(Source material)
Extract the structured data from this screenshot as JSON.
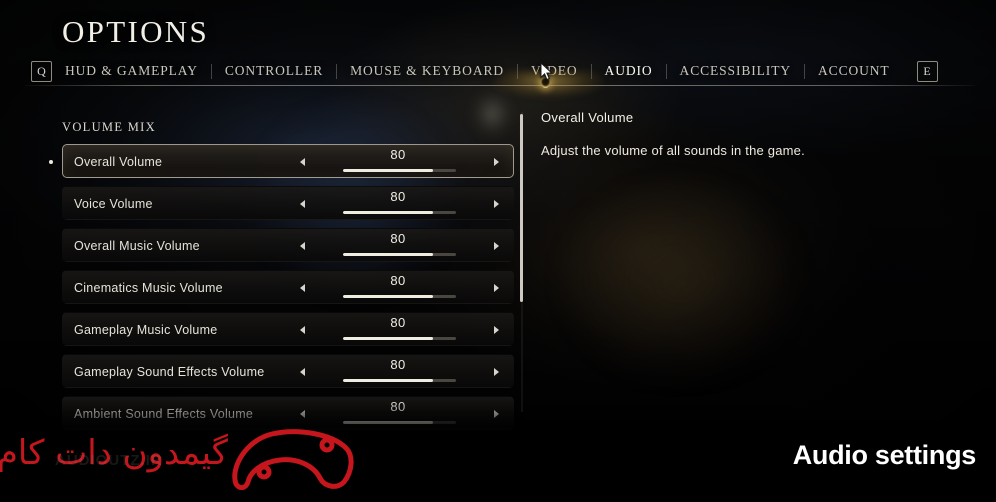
{
  "header": {
    "title": "OPTIONS",
    "prev_key": "Q",
    "next_key": "E",
    "tabs": [
      {
        "label": "HUD & GAMEPLAY",
        "active": false
      },
      {
        "label": "CONTROLLER",
        "active": false
      },
      {
        "label": "MOUSE & KEYBOARD",
        "active": false
      },
      {
        "label": "VIDEO",
        "active": false
      },
      {
        "label": "AUDIO",
        "active": true
      },
      {
        "label": "ACCESSIBILITY",
        "active": false
      },
      {
        "label": "ACCOUNT",
        "active": false
      }
    ]
  },
  "settings": {
    "section_label": "VOLUME MIX",
    "decrease_icon": "triangle-left-icon",
    "increase_icon": "triangle-right-icon",
    "rows": [
      {
        "label": "Overall Volume",
        "value": "80",
        "percent": 80,
        "selected": true
      },
      {
        "label": "Voice Volume",
        "value": "80",
        "percent": 80,
        "selected": false
      },
      {
        "label": "Overall Music Volume",
        "value": "80",
        "percent": 80,
        "selected": false
      },
      {
        "label": "Cinematics Music Volume",
        "value": "80",
        "percent": 80,
        "selected": false
      },
      {
        "label": "Gameplay Music Volume",
        "value": "80",
        "percent": 80,
        "selected": false
      },
      {
        "label": "Gameplay Sound Effects Volume",
        "value": "80",
        "percent": 80,
        "selected": false
      },
      {
        "label": "Ambient Sound Effects Volume",
        "value": "80",
        "percent": 80,
        "selected": false
      }
    ]
  },
  "description": {
    "title": "Overall Volume",
    "body": "Adjust the volume of all sounds in the game."
  },
  "overlays": {
    "watermark_text": "گیمدون دات کام",
    "watermark_ghost": "AUDIOUTZ.IR",
    "watermark_logo": "gamepad-outline-icon",
    "caption": "Audio settings",
    "cursor": "mouse-pointer-icon"
  },
  "colors": {
    "accent_gold": "#e0c074",
    "slider_fill": "#efece0",
    "slider_track": "#4a4741",
    "text_primary": "#f2efe6",
    "watermark_red": "#c4161c"
  }
}
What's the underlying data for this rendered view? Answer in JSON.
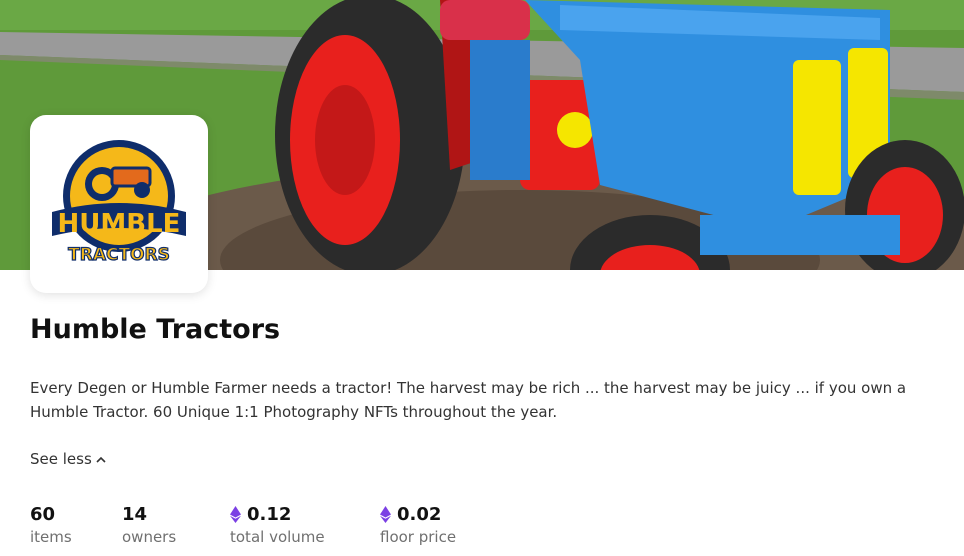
{
  "collection": {
    "name": "Humble Tractors",
    "description": "Every Degen or Humble Farmer needs a tractor! The harvest may be rich ... the harvest may be juicy ... if you own a Humble Tractor. 60 Unique 1:1 Photography NFTs throughout the year.",
    "see_less_label": "See less",
    "logo": {
      "line1": "HUMBLE",
      "line2": "TRACTORS"
    }
  },
  "stats": [
    {
      "value": "60",
      "label": "items",
      "currency_icon": null
    },
    {
      "value": "14",
      "label": "owners",
      "currency_icon": null
    },
    {
      "value": "0.12",
      "label": "total volume",
      "currency_icon": "ethereum-icon"
    },
    {
      "value": "0.02",
      "label": "floor price",
      "currency_icon": "ethereum-icon"
    }
  ],
  "colors": {
    "eth": "#7b3fe4",
    "tractor_blue": "#2f8fe0",
    "wheel_red": "#e8201d",
    "logo_yellow": "#f5b819",
    "logo_navy": "#0f2d6b"
  }
}
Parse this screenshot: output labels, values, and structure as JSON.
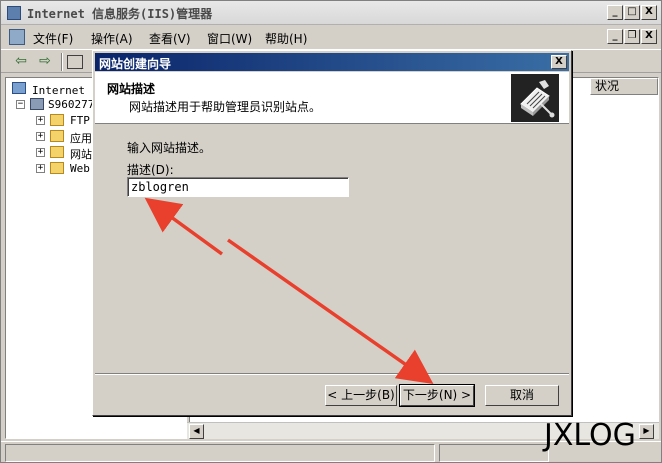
{
  "window": {
    "title": "Internet 信息服务(IIS)管理器",
    "minimize": "_",
    "maximize": "□",
    "close": "X"
  },
  "menu": {
    "items": [
      "文件(F)",
      "操作(A)",
      "查看(V)",
      "窗口(W)",
      "帮助(H)"
    ],
    "mdi_minimize": "_",
    "mdi_restore": "❐",
    "mdi_close": "X"
  },
  "toolbar": {
    "back": "⇦",
    "forward": "⇨"
  },
  "tree": {
    "root": "Internet 信",
    "server": "S960277",
    "children": [
      "FTP",
      "应用",
      "网站",
      "Web"
    ]
  },
  "right_pane": {
    "column_status": "状况"
  },
  "wizard": {
    "title": "网站创建向导",
    "close": "X",
    "header_title": "网站描述",
    "header_subtitle": "网站描述用于帮助管理员识别站点。",
    "prompt": "输入网站描述。",
    "field_label": "描述(D):",
    "field_value": "zblogren",
    "buttons": {
      "back": "< 上一步(B)",
      "next": "下一步(N) >",
      "cancel": "取消"
    }
  },
  "watermark": "JXLOG",
  "colors": {
    "annotation_red": "#e8402c",
    "title_gradient_start": "#0a246a",
    "title_gradient_end": "#3a6ea5"
  }
}
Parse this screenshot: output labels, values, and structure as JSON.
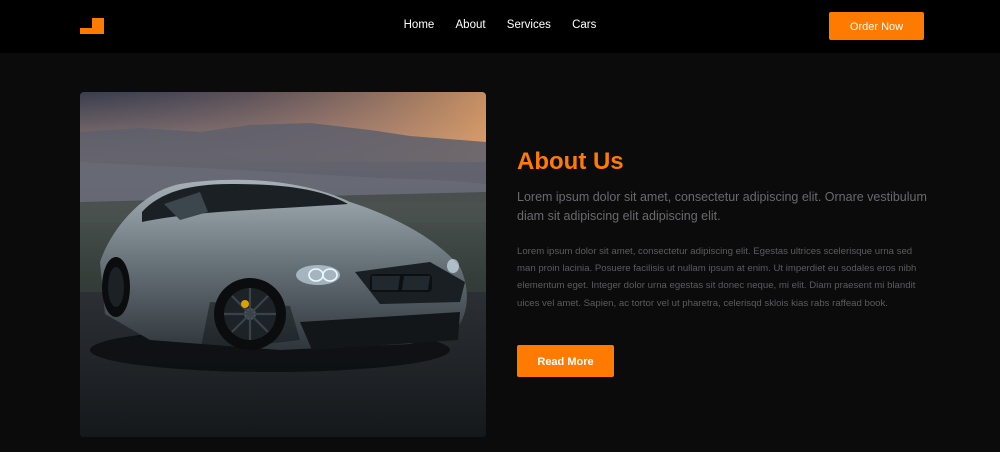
{
  "nav": {
    "logo_icon": "orange-corner-logo",
    "links": [
      "Home",
      "About",
      "Services",
      "Cars"
    ],
    "cta_label": "Order Now"
  },
  "hero_image": {
    "icon": "sports-car-photo"
  },
  "about": {
    "title": "About Us",
    "lead": "Lorem ipsum dolor sit amet, consectetur adipiscing elit. Ornare vestibulum diam sit adipiscing elit adipiscing elit.",
    "body": "Lorem ipsum dolor sit amet, consectetur adipiscing elit. Egestas ultrices scelerisque urna sed man proin lacinia. Posuere facilisis ut nullam ipsum at enim. Ut imperdiet eu sodales eros nibh elementum eget. Integer dolor urna egestas sit donec neque, mi elit. Diam praesent mi blandit uices vel amet. Sapien, ac tortor vel ut pharetra, celerisqd sklois kias rabs raffead book.",
    "button_label": "Read More"
  },
  "colors": {
    "accent": "#ff7a00",
    "background": "#0b0b0c",
    "navbar": "#000000"
  }
}
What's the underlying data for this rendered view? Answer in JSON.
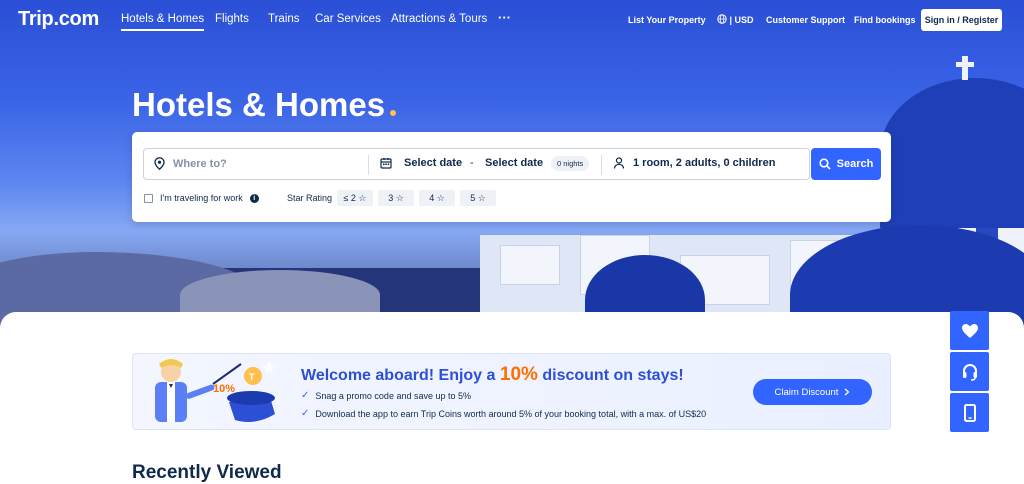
{
  "brand": {
    "logo": "Trip.com"
  },
  "nav": {
    "items": [
      {
        "label": "Hotels & Homes",
        "active": true
      },
      {
        "label": "Flights"
      },
      {
        "label": "Trains"
      },
      {
        "label": "Car Services"
      },
      {
        "label": "Attractions & Tours"
      },
      {
        "label": "···"
      }
    ],
    "right": {
      "list_property": "List Your Property",
      "currency": "| USD",
      "support": "Customer Support",
      "find_bookings": "Find bookings",
      "sign_in": "Sign in / Register"
    }
  },
  "hero": {
    "title": "Hotels & Homes"
  },
  "search": {
    "where_placeholder": "Where to?",
    "checkin": "Select date",
    "dash": "-",
    "checkout": "Select date",
    "nights": "0 nights",
    "guests": "1 room, 2 adults, 0 children",
    "button": "Search",
    "work_label": "I'm traveling for work",
    "star_label": "Star Rating",
    "star_chips": [
      "≤ 2 ☆",
      "3 ☆",
      "4 ☆",
      "5 ☆"
    ]
  },
  "promo": {
    "title_pre": "Welcome aboard! Enjoy a ",
    "title_pct": "10%",
    "title_post": " discount on stays!",
    "line1": "Snag a promo code and save up to 5%",
    "line2": "Download the app to earn Trip Coins worth around 5% of your booking total, with a max. of US$20",
    "claim": "Claim Discount",
    "art_text": "10%"
  },
  "recent": {
    "title": "Recently Viewed"
  },
  "colors": {
    "primary": "#3264ff",
    "accent": "#ff6f00",
    "text": "#0f294d"
  }
}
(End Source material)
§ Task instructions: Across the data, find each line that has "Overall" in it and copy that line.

§ Exercise output:
        "label": "Overall Volume",
        "label": "Overall Music Volume",
    "title": "Overall Volume",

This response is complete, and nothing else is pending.